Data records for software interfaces
_ _ _

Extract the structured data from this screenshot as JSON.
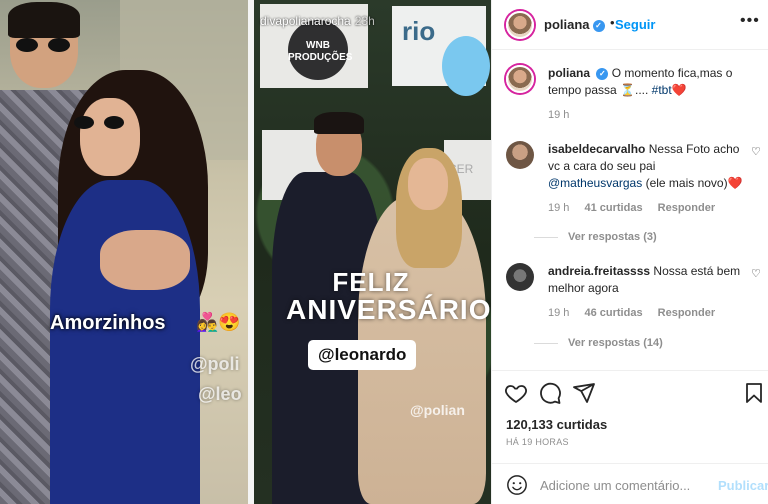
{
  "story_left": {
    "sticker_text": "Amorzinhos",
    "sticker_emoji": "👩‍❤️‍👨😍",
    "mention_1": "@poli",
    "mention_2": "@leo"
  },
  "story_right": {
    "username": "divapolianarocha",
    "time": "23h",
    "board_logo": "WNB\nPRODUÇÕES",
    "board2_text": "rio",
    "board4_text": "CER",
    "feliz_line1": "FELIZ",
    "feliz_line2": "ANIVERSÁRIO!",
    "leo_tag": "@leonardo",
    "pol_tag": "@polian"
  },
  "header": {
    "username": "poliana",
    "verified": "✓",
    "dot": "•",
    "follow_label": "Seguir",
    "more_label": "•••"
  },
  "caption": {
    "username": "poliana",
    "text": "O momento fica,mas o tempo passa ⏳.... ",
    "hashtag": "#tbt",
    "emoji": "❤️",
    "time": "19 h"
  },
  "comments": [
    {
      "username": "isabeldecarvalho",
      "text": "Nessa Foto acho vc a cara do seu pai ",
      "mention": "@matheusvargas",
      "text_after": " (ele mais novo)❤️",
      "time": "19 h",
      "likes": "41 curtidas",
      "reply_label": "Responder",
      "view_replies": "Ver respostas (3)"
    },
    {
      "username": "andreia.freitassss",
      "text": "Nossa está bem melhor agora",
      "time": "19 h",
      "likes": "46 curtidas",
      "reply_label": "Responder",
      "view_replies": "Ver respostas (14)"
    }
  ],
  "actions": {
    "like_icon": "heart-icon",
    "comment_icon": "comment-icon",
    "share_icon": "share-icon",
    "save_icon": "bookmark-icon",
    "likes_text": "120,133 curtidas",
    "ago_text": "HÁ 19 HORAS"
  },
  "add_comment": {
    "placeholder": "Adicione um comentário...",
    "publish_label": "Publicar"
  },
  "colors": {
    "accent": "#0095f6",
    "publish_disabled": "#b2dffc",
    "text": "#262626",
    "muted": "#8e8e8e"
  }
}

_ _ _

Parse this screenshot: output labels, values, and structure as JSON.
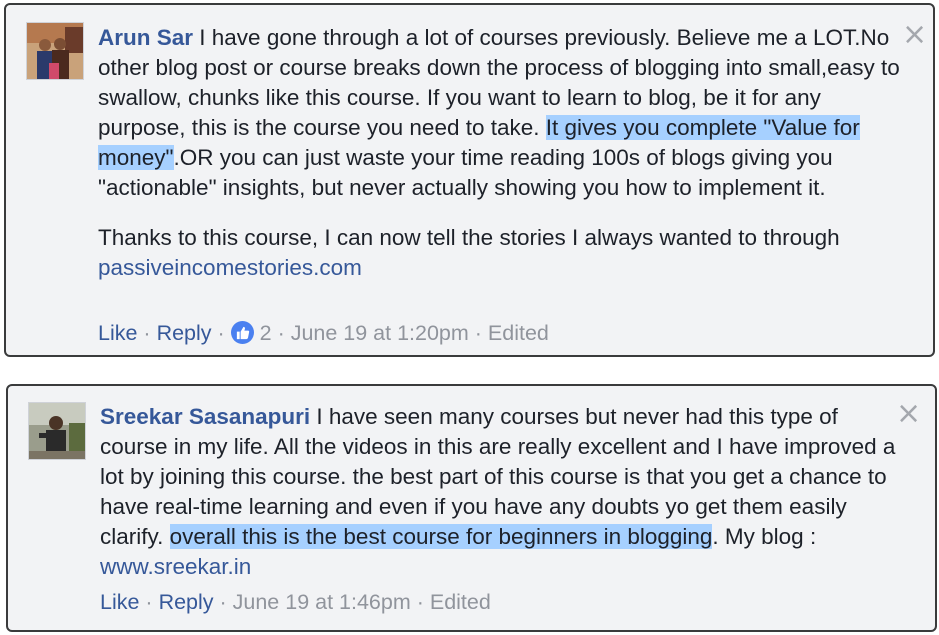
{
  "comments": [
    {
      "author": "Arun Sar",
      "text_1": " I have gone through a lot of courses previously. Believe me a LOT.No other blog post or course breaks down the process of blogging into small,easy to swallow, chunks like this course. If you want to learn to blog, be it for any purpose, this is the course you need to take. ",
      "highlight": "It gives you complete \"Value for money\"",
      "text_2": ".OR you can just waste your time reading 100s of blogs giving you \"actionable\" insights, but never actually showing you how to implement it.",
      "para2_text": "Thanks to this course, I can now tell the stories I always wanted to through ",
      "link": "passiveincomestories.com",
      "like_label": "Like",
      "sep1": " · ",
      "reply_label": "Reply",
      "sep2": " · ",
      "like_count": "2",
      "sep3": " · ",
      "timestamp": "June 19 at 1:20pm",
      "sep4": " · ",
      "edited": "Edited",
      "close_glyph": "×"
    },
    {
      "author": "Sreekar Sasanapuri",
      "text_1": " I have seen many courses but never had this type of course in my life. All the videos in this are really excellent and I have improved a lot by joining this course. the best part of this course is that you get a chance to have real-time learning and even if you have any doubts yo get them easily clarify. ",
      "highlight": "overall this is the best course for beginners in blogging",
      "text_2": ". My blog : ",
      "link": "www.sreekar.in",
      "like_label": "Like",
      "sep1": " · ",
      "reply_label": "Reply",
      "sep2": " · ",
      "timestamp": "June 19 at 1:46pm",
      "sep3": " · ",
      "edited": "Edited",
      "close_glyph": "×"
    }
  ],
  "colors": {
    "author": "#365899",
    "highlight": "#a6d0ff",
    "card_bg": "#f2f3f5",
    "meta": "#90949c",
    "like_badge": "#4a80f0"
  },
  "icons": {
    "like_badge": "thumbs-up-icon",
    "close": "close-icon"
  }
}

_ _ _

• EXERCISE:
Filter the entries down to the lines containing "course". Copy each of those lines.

• SOLUTION:
      "text_1": " I have gone through a lot of courses previously. Believe me a LOT.No other blog post or course breaks down the process of blogging into small,easy to swallow, chunks like this course. If you want to learn to blog, be it for any purpose, this is the course you need to take. ",
      "para2_text": "Thanks to this course, I can now tell the stories I always wanted to through ",
      "text_1": " I have seen many courses but never had this type of course in my life. All the videos in this are really excellent and I have improved a lot by joining this course. the best part of this course is that you get a chance to have real-time learning and even if you have any doubts yo get them easily clarify. ",
      "highlight": "overall this is the best course for beginners in blogging",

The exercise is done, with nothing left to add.